- About Us
- Local Savings
- Green Editions
- Legal Notices
- Weekly Ads
Connect with Us
Prosecuting attorney issues response to civil rights lawsuit
The San Juan County Prosecuting Attorney’s Office issued this response to a civil rights lawsuit filed against the county by a Friday Harbor resident ("Friday Harbor woman sues San Juan County; alleges police brutality, unlawful search and seizure," July 21 SanJuanJournal.com.):
* * *
Friday Harbor resident Toni Michele has sued San Juan County in Federal District Court in Seattle claiming damages after two officers responded to her residence on a domestic violence call at approximately 10:00 p.m. on March 21, 2010.
Before the County was served with the suit, the attorney for Ms. Michel announced the lawsuit with a news release. A jury trial has been requested.
“The description of events in the plaintiff attorney’s news release does not correspond to the reports made at the time of the incident,” said Prosecuting Attorney Randall K. Gaylord.
Police reports show that two deputies responded to a residence on Argyle Avenue in Friday Harbor after a neighbor called the Sheriff’s office to report that he’d hear a man yelling and loud banging in the residence. According to the Deputy’s incident report, when Deputy Nikki Rogers approached, Toni Michele answered the door and appeared intoxicated. Ms. Michele acknowledged that an argument had occurred, that the man involved was gone. She invited Deputy Rogers, to confirm that she was the only one in the house and that no one was hurt.
But police reports state that when Deputy Brad Korth arrived, Ms. Michele tried to prevent both Deputies from entering her house. A commotion ensued, a Taser was used, and Ms. Michele arrested for resisting arrest, obstructing a law enforcement officer and assault in the 3rd degree. Ms. Michele continued to resist arrest until she was placed into a patrol car.
A brief medical examination was made at the jail. Later, she was formally charged with obstructing a law enforcement officer and assault in the fourth degree. Those charges were subsequently dismissed at the request of the prosecuting attorney.
Ms. Michele made a claim of damages in the amount of $250,000 without providing documentation to support the claim.
“The police officers acted in their community caretaking role,” said Prosecutor Randall K. Gaylord. “On every domestic violence call, officers have an obligation to make a reasonable check to see that a home is safe.”

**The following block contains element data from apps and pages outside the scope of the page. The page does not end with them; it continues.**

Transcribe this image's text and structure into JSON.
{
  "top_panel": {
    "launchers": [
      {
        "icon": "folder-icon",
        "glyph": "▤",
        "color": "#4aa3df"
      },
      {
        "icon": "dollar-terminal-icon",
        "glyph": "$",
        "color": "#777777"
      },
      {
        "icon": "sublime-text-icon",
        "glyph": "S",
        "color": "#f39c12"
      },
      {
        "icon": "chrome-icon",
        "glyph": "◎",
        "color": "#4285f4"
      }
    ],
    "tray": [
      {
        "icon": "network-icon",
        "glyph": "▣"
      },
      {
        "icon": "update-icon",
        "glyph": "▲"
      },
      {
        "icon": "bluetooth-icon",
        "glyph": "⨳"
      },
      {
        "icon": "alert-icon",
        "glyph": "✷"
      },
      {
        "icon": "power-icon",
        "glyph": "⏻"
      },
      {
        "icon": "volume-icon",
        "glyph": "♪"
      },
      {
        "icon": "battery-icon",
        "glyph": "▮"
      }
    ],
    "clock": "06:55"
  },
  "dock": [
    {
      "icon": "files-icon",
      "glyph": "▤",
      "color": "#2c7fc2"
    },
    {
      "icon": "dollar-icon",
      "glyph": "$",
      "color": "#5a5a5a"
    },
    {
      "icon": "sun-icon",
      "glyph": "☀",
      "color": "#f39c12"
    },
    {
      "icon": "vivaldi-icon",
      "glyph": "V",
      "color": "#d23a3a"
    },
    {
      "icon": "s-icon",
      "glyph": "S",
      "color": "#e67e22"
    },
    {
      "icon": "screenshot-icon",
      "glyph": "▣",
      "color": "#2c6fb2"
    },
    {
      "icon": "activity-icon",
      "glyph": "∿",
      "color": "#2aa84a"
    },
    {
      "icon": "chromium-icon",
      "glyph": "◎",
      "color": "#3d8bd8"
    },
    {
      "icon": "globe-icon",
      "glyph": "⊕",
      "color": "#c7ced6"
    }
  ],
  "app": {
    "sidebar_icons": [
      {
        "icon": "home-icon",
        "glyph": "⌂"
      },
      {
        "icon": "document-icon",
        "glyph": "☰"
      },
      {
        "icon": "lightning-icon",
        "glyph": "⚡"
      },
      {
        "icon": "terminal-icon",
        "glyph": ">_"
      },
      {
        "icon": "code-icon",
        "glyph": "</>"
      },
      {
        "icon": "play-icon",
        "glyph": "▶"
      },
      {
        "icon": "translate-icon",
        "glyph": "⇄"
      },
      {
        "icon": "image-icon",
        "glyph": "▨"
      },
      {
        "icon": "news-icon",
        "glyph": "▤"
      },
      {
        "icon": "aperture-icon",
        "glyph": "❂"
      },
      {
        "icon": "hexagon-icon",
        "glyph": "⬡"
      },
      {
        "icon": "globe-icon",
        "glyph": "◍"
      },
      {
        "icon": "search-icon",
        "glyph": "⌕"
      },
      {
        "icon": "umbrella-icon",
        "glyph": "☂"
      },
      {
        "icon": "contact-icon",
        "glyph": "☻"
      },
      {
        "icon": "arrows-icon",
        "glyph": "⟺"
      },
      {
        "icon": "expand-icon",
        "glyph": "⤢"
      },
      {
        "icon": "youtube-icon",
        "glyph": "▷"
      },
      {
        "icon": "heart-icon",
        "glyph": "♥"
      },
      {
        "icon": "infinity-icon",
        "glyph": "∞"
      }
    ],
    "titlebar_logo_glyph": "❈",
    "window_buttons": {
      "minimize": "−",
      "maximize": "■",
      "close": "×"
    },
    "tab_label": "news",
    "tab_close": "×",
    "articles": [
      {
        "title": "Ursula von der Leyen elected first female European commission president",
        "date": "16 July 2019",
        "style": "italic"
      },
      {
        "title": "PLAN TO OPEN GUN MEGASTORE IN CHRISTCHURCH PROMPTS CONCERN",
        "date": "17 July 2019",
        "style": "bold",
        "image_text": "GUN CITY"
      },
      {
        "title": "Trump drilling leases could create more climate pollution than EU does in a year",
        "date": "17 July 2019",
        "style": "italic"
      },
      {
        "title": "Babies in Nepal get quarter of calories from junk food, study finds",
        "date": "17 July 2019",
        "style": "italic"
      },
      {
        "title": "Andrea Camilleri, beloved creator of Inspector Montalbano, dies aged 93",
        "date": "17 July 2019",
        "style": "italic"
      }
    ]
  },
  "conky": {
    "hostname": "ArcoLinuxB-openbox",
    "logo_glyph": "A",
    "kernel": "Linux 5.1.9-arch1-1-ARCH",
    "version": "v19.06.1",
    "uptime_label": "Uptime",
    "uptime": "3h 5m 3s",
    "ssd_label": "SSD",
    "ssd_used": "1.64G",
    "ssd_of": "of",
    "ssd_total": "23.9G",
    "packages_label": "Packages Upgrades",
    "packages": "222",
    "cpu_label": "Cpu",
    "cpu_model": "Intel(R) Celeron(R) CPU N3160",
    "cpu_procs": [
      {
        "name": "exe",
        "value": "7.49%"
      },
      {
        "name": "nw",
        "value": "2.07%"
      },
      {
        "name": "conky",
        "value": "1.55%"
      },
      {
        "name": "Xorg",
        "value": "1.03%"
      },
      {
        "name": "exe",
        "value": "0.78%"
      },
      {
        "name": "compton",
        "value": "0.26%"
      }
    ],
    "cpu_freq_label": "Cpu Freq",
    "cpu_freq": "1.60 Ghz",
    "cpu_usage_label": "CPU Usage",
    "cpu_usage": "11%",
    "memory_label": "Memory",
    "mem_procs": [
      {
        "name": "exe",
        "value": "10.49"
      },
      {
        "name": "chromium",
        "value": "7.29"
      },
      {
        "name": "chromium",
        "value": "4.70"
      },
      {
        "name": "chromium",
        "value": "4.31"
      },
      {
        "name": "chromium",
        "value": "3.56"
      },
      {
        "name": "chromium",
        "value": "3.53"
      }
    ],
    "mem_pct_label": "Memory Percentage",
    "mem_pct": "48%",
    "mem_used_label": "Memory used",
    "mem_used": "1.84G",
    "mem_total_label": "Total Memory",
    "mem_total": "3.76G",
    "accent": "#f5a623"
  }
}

Gaylord added that here an emergency existed to check the home to assure the safety of Ms. Michele and anyone else who may have been at the residence. The fact that Ms. Michele was uncooperative is unfortunate but that does not change the officers’ duty. “We know that victims of domestic violence are sometimes uncooperative out of fear of retribution by their abusers,” said Gaylord.